Please give all of the data again, character for character, and drop the pictures.

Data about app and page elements
··········

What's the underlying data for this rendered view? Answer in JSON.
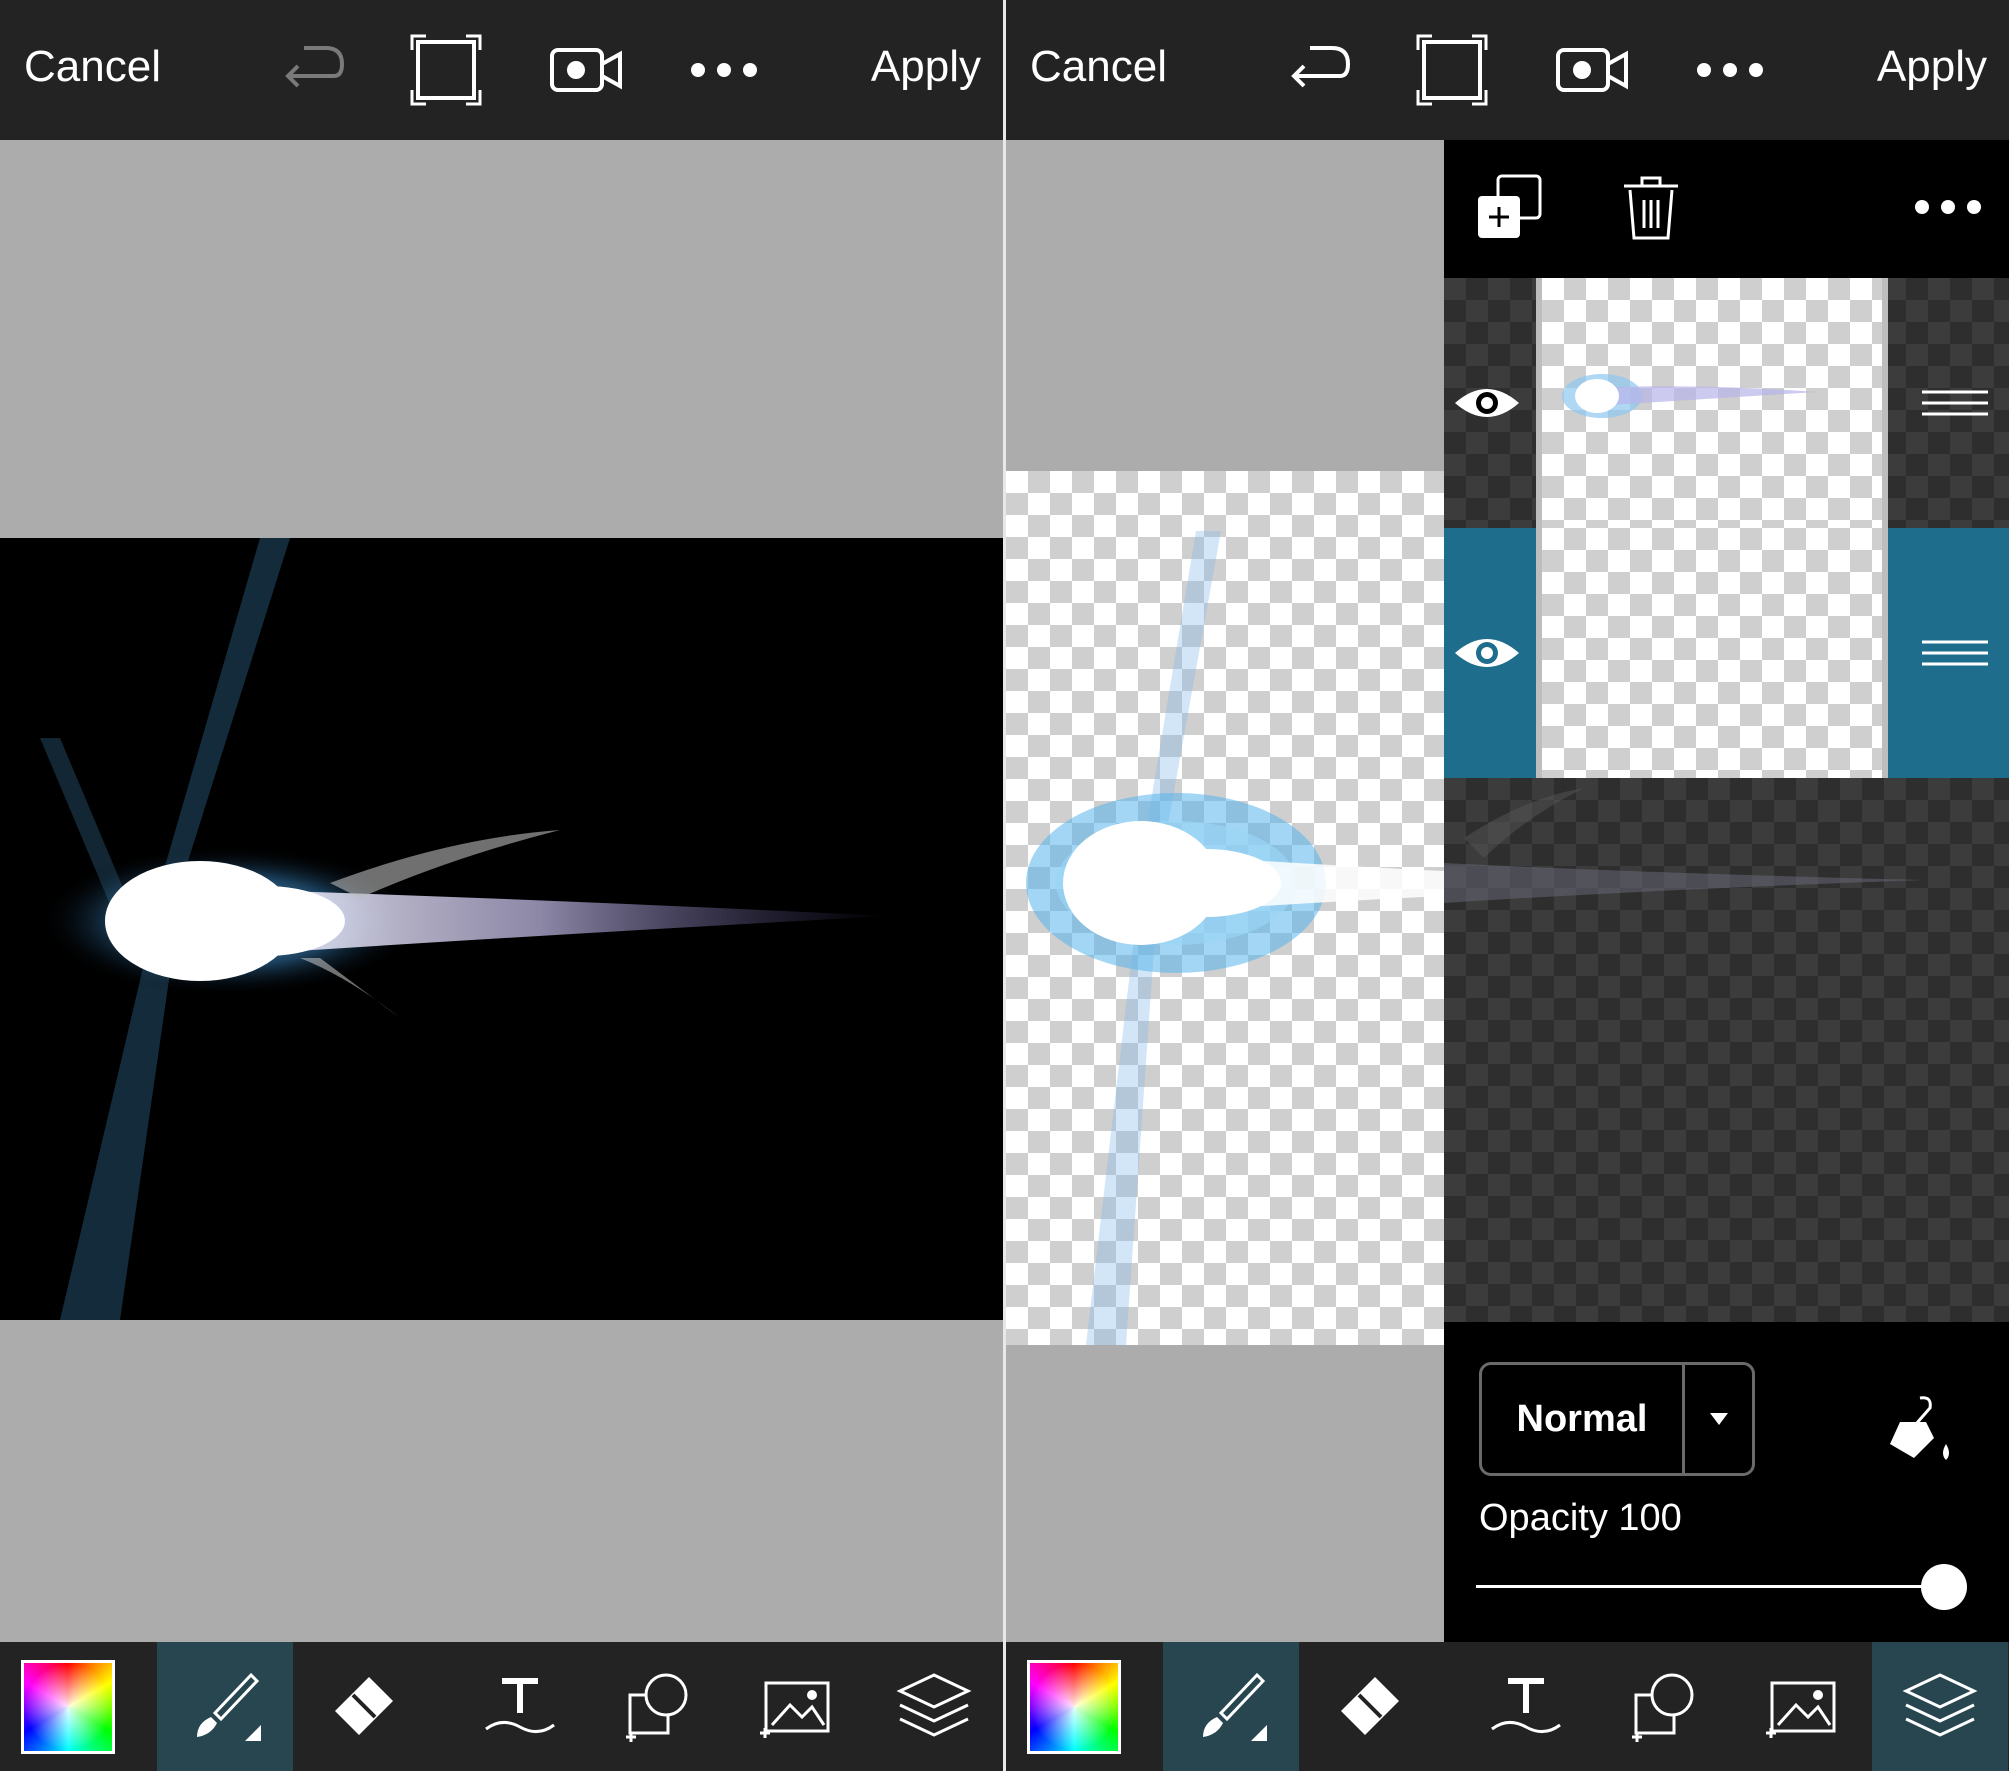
{
  "topbar": {
    "cancel_label": "Cancel",
    "apply_label": "Apply",
    "icons": [
      "undo-icon",
      "crop-frame-icon",
      "video-camera-icon",
      "more-icon"
    ]
  },
  "toolbar": {
    "tools": [
      "color-picker",
      "brush",
      "eraser",
      "text",
      "shape",
      "image",
      "layers"
    ],
    "left_active": "brush",
    "right_active": [
      "brush",
      "layers"
    ]
  },
  "layers_panel": {
    "header_icons": [
      "add-layer-icon",
      "trash-icon",
      "more-icon"
    ],
    "layers": [
      {
        "visible": true,
        "selected": false
      },
      {
        "visible": true,
        "selected": true
      }
    ],
    "blend_mode": "Normal",
    "opacity_label": "Opacity 100",
    "opacity_value": 100
  },
  "colors": {
    "accent": "#1f6d8c",
    "bar_bg": "#232323",
    "canvas_bg": "#acacac",
    "active_tool": "#274650"
  }
}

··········

_Answer section_:
What's the underlying data for this rendered view? Answer in JSON.
{
  "topbar": {
    "cancel_label": "Cancel",
    "apply_label": "Apply",
    "icons": [
      "undo-icon",
      "crop-frame-icon",
      "video-camera-icon",
      "more-icon"
    ]
  },
  "toolbar": {
    "tools": [
      "color-picker",
      "brush",
      "eraser",
      "text",
      "shape",
      "image",
      "layers"
    ],
    "left_active": "brush",
    "right_active": [
      "brush",
      "layers"
    ]
  },
  "layers_panel": {
    "header_icons": [
      "add-layer-icon",
      "trash-icon",
      "more-icon"
    ],
    "layers": [
      {
        "visible": true,
        "selected": false
      },
      {
        "visible": true,
        "selected": true
      }
    ],
    "blend_mode": "Normal",
    "opacity_label": "Opacity 100",
    "opacity_value": 100
  },
  "colors": {
    "accent": "#1f6d8c",
    "bar_bg": "#232323",
    "canvas_bg": "#acacac",
    "active_tool": "#274650"
  }
}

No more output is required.